**WORK INSTRUCTION**
Only the lines from the one containing "Enumerate this screenshot's" to the end of the records belong in the output; print them exactly.

**AVAILABLE RECORDS**
▽
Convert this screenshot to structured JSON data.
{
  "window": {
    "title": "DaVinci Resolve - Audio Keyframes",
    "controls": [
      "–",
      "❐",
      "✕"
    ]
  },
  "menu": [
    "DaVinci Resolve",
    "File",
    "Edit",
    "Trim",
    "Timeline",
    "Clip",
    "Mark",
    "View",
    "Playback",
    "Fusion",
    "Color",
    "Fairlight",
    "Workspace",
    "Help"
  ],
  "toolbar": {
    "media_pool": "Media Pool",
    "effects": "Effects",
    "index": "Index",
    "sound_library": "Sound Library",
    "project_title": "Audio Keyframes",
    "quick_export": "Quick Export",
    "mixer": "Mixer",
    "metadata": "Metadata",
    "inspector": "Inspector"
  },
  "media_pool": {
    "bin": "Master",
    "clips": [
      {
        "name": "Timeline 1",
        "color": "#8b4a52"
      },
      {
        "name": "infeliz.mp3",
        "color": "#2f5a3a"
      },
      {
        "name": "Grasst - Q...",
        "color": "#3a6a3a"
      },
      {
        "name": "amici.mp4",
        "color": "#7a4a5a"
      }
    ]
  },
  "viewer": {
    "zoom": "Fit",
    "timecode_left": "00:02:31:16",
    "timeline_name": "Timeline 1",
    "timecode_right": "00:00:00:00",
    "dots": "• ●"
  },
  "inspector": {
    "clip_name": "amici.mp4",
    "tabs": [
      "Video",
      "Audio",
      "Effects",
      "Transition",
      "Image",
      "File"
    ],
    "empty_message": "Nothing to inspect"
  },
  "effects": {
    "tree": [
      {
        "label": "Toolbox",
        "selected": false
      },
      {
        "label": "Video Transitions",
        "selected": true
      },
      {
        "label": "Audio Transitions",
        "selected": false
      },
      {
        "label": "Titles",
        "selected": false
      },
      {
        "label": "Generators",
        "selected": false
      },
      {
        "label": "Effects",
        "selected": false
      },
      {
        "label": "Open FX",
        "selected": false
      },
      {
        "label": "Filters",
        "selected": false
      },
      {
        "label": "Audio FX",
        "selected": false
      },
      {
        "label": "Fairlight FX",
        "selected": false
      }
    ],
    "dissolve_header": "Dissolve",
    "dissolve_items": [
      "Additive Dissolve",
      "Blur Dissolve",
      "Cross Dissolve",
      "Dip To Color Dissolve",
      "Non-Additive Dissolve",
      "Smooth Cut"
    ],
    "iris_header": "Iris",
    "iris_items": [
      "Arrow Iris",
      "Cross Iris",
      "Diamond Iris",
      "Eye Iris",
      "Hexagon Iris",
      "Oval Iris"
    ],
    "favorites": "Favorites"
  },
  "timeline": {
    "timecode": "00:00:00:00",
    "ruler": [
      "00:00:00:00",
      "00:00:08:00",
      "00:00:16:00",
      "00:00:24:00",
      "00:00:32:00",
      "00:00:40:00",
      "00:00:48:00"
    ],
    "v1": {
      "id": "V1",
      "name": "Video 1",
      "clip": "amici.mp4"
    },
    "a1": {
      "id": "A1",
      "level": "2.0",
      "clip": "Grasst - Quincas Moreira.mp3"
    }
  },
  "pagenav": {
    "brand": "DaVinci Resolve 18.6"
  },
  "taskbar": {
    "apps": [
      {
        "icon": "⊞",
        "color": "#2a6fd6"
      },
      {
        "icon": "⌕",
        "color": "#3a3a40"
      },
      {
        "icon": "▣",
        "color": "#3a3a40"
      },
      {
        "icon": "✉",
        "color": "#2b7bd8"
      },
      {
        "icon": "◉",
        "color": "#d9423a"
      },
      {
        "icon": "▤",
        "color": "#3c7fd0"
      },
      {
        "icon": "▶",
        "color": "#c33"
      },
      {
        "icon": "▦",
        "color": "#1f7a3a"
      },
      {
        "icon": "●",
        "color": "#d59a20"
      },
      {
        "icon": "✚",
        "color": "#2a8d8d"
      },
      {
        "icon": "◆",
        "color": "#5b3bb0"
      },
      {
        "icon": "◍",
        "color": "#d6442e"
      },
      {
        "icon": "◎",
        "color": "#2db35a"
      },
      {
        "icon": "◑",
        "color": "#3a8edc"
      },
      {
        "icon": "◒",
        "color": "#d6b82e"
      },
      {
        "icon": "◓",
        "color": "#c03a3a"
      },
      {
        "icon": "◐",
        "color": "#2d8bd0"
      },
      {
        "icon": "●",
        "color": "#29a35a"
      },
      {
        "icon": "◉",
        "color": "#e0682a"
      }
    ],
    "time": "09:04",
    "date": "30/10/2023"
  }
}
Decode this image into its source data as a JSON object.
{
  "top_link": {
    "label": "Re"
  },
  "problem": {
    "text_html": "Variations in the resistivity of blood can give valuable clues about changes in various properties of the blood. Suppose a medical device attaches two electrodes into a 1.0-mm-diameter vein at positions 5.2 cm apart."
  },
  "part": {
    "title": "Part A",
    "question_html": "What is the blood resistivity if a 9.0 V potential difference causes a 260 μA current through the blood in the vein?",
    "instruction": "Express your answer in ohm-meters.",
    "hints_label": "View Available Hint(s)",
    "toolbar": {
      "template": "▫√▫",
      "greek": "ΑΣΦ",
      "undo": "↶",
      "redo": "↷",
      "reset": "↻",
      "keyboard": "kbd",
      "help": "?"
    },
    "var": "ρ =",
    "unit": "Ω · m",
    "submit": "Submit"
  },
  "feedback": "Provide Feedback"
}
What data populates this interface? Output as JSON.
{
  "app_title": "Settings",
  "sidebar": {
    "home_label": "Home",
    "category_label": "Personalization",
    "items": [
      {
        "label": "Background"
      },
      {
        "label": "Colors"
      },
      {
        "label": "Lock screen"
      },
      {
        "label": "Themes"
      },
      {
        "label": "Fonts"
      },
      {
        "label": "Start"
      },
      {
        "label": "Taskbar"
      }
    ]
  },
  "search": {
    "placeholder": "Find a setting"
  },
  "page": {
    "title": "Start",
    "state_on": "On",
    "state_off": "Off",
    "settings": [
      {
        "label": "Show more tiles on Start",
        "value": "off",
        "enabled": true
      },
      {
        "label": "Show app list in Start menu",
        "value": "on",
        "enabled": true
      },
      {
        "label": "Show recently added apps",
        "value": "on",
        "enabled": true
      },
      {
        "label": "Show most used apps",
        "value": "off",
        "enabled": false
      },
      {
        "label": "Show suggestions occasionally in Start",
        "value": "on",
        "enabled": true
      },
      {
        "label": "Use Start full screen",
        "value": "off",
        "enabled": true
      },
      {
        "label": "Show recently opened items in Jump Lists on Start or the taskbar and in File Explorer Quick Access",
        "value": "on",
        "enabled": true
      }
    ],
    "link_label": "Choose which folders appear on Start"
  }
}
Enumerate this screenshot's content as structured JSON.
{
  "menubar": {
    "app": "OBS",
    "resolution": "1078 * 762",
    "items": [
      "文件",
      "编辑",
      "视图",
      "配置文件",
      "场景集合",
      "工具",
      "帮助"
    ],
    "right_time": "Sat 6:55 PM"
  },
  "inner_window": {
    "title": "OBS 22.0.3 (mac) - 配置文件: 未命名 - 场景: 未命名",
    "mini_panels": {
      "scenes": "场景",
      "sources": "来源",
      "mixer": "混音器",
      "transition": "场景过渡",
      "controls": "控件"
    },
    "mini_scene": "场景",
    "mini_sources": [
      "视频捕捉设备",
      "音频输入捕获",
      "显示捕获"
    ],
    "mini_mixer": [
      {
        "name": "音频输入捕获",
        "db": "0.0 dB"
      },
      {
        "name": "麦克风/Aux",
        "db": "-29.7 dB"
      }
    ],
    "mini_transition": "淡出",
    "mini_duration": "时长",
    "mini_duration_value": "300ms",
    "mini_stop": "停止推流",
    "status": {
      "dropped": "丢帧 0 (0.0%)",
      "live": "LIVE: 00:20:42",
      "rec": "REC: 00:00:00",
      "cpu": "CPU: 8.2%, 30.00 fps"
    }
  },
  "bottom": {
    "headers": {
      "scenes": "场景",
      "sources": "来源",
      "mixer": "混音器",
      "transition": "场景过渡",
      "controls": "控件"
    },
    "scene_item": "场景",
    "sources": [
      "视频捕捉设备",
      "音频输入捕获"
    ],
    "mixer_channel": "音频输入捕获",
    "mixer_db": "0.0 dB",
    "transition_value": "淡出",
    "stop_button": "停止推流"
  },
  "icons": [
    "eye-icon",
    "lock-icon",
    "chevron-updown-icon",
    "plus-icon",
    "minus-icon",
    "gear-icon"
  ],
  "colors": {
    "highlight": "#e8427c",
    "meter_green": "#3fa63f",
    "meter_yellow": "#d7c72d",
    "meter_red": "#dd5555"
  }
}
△
**WRITTEN ANSWER**
Enumerate this screenshot's content as structured JSON.
{
  "menubar": {
    "app": "OBS",
    "resolution": "1078 * 762",
    "items": [
      "文件",
      "编辑",
      "视图",
      "配置文件",
      "场景集合",
      "工具",
      "帮助"
    ],
    "right_time": "Sat 6:55 PM"
  },
  "inner_window": {
    "title": "OBS 22.0.3 (mac) - 配置文件: 未命名 - 场景: 未命名",
    "mini_panels": {
      "scenes": "场景",
      "sources": "来源",
      "mixer": "混音器",
      "transition": "场景过渡",
      "controls": "控件"
    },
    "mini_scene": "场景",
    "mini_sources": [
      "视频捕捉设备",
      "音频输入捕获",
      "显示捕获"
    ],
    "mini_mixer": [
      {
        "name": "音频输入捕获",
        "db": "0.0 dB"
      },
      {
        "name": "麦克风/Aux",
        "db": "-29.7 dB"
      }
    ],
    "mini_transition": "淡出",
    "mini_duration": "时长",
    "mini_duration_value": "300ms",
    "mini_stop": "停止推流",
    "status": {
      "dropped": "丢帧 0 (0.0%)",
      "live": "LIVE: 00:20:42",
      "rec": "REC: 00:00:00",
      "cpu": "CPU: 8.2%, 30.00 fps"
    }
  },
  "bottom": {
    "headers": {
      "scenes": "场景",
      "sources": "来源",
      "mixer": "混音器",
      "transition": "场景过渡",
      "controls": "控件"
    },
    "scene_item": "场景",
    "sources": [
      "视频捕捉设备",
      "音频输入捕获"
    ],
    "mixer_channel": "音频输入捕获",
    "mixer_db": "0.0 dB",
    "transition_value": "淡出",
    "stop_button": "停止推流"
  },
  "icons": [
    "eye-icon",
    "lock-icon",
    "chevron-updown-icon",
    "plus-icon",
    "minus-icon",
    "gear-icon"
  ],
  "colors": {
    "highlight": "#e8427c",
    "meter_green": "#3fa63f",
    "meter_yellow": "#d7c72d",
    "meter_red": "#dd5555"
  }
}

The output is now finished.